Task directions ▸ The answer must consist of every line from the data that holds "subtitle".

(Working data begins)

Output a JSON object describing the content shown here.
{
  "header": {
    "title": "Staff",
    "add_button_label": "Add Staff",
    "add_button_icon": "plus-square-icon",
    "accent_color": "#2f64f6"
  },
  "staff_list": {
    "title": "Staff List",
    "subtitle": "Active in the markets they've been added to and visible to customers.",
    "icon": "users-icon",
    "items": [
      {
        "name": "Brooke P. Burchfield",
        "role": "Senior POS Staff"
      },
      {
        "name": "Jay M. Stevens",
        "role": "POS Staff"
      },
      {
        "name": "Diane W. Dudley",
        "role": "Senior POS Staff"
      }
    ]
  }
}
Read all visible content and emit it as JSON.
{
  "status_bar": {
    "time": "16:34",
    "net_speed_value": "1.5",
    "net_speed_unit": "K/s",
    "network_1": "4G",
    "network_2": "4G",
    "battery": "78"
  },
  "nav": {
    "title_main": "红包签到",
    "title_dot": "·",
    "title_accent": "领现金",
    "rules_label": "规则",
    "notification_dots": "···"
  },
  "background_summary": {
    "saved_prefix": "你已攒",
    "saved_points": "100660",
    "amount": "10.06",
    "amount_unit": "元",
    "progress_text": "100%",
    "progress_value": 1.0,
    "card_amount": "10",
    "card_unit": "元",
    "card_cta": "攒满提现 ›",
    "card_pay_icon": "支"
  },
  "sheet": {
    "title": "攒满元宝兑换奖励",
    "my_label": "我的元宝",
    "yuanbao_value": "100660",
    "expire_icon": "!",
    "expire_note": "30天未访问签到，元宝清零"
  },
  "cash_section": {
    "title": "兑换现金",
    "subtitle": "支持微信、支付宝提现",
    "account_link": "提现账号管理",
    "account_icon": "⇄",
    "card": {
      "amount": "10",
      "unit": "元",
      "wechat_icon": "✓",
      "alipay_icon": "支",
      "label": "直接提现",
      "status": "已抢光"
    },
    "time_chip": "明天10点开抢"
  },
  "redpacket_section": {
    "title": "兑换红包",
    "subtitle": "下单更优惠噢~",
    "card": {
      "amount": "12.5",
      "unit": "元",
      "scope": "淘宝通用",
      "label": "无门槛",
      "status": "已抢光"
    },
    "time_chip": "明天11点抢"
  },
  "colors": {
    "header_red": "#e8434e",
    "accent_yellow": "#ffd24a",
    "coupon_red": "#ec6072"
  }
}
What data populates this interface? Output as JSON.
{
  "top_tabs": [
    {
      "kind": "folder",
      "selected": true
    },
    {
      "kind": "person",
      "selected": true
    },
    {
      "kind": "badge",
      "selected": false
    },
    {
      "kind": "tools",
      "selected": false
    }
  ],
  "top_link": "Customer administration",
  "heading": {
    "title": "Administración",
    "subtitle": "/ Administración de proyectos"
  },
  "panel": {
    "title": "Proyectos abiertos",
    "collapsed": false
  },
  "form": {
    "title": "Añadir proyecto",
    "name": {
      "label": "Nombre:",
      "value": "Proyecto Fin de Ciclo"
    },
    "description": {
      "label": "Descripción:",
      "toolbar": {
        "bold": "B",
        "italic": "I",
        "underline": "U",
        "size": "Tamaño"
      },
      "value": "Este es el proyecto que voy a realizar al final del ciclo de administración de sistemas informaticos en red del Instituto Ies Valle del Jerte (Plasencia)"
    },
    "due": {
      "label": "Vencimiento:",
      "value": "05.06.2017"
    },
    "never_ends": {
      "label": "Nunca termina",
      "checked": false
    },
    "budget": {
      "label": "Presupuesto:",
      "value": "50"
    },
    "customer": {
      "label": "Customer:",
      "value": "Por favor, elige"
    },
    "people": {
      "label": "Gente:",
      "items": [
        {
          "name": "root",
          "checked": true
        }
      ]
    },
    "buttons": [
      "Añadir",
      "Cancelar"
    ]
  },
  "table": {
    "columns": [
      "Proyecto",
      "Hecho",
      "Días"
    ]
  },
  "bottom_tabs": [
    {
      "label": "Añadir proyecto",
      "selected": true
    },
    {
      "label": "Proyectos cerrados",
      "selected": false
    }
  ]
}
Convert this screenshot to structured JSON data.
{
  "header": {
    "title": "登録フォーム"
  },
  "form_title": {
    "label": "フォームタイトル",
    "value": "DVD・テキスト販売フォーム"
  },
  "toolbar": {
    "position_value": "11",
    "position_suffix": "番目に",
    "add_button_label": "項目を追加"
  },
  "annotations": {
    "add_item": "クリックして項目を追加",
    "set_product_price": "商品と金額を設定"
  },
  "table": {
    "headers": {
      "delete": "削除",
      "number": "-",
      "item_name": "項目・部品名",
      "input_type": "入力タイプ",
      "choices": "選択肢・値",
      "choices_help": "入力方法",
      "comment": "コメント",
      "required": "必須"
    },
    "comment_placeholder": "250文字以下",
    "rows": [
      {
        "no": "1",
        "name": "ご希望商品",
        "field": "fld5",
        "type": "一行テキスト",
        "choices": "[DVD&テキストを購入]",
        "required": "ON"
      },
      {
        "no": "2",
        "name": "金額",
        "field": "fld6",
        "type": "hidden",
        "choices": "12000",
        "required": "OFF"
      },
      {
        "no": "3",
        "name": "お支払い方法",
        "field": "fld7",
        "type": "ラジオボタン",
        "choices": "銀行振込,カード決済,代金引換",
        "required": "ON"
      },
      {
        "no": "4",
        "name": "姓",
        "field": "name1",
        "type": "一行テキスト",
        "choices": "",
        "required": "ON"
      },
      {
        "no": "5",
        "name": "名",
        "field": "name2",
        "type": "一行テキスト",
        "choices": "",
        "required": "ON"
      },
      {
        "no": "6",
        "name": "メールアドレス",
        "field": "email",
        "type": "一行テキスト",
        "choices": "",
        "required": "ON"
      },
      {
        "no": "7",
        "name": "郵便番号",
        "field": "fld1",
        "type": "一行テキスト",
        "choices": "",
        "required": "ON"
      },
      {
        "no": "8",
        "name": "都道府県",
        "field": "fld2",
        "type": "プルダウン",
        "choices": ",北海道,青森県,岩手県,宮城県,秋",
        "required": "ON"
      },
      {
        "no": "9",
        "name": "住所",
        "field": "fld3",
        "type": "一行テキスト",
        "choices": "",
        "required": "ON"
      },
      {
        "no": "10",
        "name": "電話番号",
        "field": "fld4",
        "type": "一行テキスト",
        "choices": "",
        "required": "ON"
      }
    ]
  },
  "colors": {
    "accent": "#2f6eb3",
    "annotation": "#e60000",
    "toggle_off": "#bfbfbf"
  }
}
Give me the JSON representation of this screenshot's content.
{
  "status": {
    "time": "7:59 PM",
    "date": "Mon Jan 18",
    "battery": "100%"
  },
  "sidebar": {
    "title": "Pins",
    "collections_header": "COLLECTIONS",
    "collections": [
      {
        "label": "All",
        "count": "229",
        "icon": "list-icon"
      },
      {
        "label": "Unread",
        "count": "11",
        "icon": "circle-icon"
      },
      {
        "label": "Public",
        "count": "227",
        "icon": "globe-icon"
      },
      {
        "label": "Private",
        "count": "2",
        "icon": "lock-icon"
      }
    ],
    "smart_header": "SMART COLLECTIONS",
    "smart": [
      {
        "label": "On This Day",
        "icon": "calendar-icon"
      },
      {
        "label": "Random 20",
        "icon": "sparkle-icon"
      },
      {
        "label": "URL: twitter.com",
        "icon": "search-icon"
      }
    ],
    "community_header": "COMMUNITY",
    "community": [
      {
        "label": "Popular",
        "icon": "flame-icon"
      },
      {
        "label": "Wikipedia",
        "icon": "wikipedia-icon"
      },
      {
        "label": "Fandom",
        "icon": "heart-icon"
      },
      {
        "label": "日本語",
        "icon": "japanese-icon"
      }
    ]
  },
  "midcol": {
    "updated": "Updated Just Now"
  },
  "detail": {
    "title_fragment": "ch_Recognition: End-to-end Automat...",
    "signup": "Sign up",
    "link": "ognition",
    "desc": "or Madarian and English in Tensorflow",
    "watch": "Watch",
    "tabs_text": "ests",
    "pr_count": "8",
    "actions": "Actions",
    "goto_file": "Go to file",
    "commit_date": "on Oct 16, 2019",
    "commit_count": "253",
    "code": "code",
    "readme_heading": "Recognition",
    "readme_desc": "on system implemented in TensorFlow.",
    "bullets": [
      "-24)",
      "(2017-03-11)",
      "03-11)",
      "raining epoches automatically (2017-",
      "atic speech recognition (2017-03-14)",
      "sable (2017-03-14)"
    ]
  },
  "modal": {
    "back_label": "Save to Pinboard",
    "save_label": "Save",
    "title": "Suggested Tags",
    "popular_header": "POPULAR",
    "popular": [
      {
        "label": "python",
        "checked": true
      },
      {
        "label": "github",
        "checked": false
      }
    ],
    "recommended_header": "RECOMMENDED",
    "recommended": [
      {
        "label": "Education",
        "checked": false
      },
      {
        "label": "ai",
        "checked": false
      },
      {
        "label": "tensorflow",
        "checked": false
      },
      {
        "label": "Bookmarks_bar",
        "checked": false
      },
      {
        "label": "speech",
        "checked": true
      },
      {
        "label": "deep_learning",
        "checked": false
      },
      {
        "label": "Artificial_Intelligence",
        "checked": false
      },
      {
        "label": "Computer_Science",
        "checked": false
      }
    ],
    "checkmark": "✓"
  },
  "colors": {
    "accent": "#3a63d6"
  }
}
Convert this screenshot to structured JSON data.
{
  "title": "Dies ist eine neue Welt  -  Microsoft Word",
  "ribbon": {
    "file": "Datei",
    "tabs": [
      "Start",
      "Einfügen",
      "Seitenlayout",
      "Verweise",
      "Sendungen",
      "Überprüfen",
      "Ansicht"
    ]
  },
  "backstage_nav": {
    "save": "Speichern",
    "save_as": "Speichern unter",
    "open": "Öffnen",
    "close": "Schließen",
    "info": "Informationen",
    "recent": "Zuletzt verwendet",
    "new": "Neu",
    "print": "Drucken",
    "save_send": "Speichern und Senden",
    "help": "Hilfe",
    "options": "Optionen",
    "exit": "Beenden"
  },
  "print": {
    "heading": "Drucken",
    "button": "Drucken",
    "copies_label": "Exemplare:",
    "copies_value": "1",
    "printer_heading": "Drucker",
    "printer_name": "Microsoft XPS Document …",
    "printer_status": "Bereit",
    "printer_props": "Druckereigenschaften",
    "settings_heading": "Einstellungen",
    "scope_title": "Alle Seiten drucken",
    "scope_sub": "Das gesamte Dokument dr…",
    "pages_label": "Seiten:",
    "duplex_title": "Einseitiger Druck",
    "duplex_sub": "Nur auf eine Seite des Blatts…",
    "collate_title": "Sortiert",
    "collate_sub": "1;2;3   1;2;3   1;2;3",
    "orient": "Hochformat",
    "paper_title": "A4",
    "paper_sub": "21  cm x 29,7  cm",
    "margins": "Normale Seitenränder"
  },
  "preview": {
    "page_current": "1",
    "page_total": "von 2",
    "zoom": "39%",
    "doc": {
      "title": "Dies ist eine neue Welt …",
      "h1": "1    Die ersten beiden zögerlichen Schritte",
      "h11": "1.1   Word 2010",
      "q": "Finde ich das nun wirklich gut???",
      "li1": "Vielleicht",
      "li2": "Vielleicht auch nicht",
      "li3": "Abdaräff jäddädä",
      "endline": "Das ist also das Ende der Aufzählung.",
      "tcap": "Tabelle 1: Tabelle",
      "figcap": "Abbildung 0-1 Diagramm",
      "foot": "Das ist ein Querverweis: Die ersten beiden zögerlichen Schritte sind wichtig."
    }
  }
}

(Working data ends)

Output ▸
    "subtitle": "Active in the markets they've been added to and visible to customers.",
    "subtitle": "支持微信、支付宝提现",
    "subtitle": "下单更优惠噢~",
    "subtitle": "/ Administración de proyectos"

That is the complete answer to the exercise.